11 v 10
Then there was Sokratis Papastathopoulos’ red card. Greece had already lost his centre-back partner Avraam Papadopoulos through injury, and he had been replaced by Kyriakos Papadopoulos (no relation). That meant Greece had an all-new centre-back pairing after Papastathopoulos was dismissed, with Kostas Katsouranis dropping back into centre-back, a position he’s played many times before. Considering that double blow, Greece coped excellently at the back.
As Katsouranis was the lone holding player, Santos had to change the formation of the side. If there was anything that went Greece’s way in the first half, it was that the red card came in the 44th minute, and Santos could get his side into the dressing room immediately and explain the strategy for the second half.
Santos made a change – Salpingidis replaced Ninis on the right – but this didn’t affect their defensive reshaping. They came out for the second half in a basic 4-4-1, with the two other central midfielders now sitting deeper, and the wide forwards told to form a strict second bank of four – whereas previously, they’d been part of a front three and were slow getting back into position.
While Greece wouldn’t have wanted the sending-off (and at the risk of using the “sometimes it’s more difficult to play against ten men” cliché) Poland appeared more affected by the Greek red card. Primarily, this was because Samaras was now doing a good defensive job and protecting Holebas (who himself was more reserved). Poland’s previous supremacy down the right was barely notable.
Poland’s gameplan at 1-0 was unclear – they played with much less energy and attacking intent, but lacked the ability to keep possession and kill the game. Greece, despite having a man less, were much improved in the second half, able to bring their wide players into the game and move forward more regularly, if often very slowly.
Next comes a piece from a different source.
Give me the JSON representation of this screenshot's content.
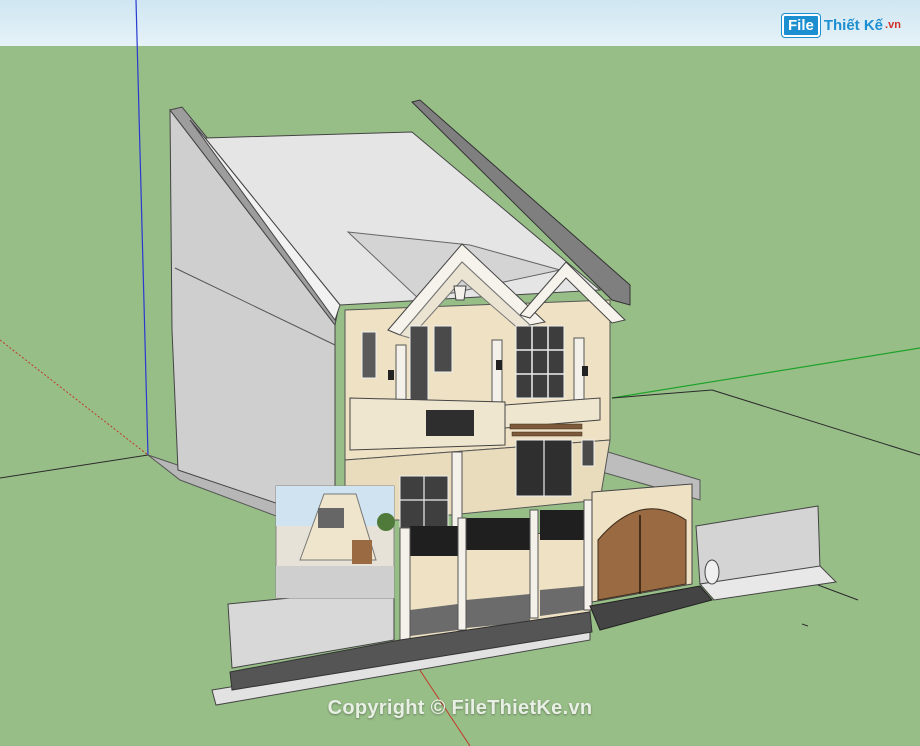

The introduction of Salpingidis was crucial. He scored the goal – which came after a good overlap from Torosidis and more poor goalkeeping, this time from Wojciech Szczesny. Salpingidis later won a penalty, and scored a disallowed goal after a marginal offside call.
Still at 11 v 10, Santos’ third and final substitution came after 68 minutes. He removed striker Theo Gekas and introduced young attacking midfielder Kostas Fortounis, who played on the left, with Samaras moving upfront. This immediately had an impact, with the front three combining brilliantly – Samaras was now in a position where he could hold the ball up, and did so for Fortounis to chip the ball over the defence for Salpingidis, leading to Szczesny’s red card and Karagounis squandering the resulting penalty, in keeping with his dead ball performance from the first half.
Smuda responded by moving to an identical 4-4-1 (removing Rybus, putting Obraniak to the left and bringing on Przemyslaw Tyton, who was the hero with his penalty save). But Greece continued to look the better side, with great thrust on both flanks. Poland, having made a defensive shift at the break, were unable to regain their initial energy, and a 4-4-1 v 4-4-1 battle for the final 25 minutes yielded a draw.
One can question Santos’ initial strategy – although he was simply using Greece’s natural shape, it was suicidal to leave Samaras high up on Greece’s left against the strongest part of Poland’s side, and the home team should really have punished Greece by scoring more than a single goal in the first half.
But he deserves great credit for the way he reacted to the red card. Moving to two banks of four stabilized the game and helped protect Holebas, sucking the momentum out of Poland’s play. Then, the two changes on the flanks allowed Greece back in the game, and both Salpingidis and Fortounis will be hopeful of a start against the Czechs on Tuesday.
Poland started superbly but once Greece started to protect Holebas, they looked lost. Smuda will regret his side taking their foot off the gas for the second half, as the drop in performance was extraordinary.
Both will still fancy their chances of progression.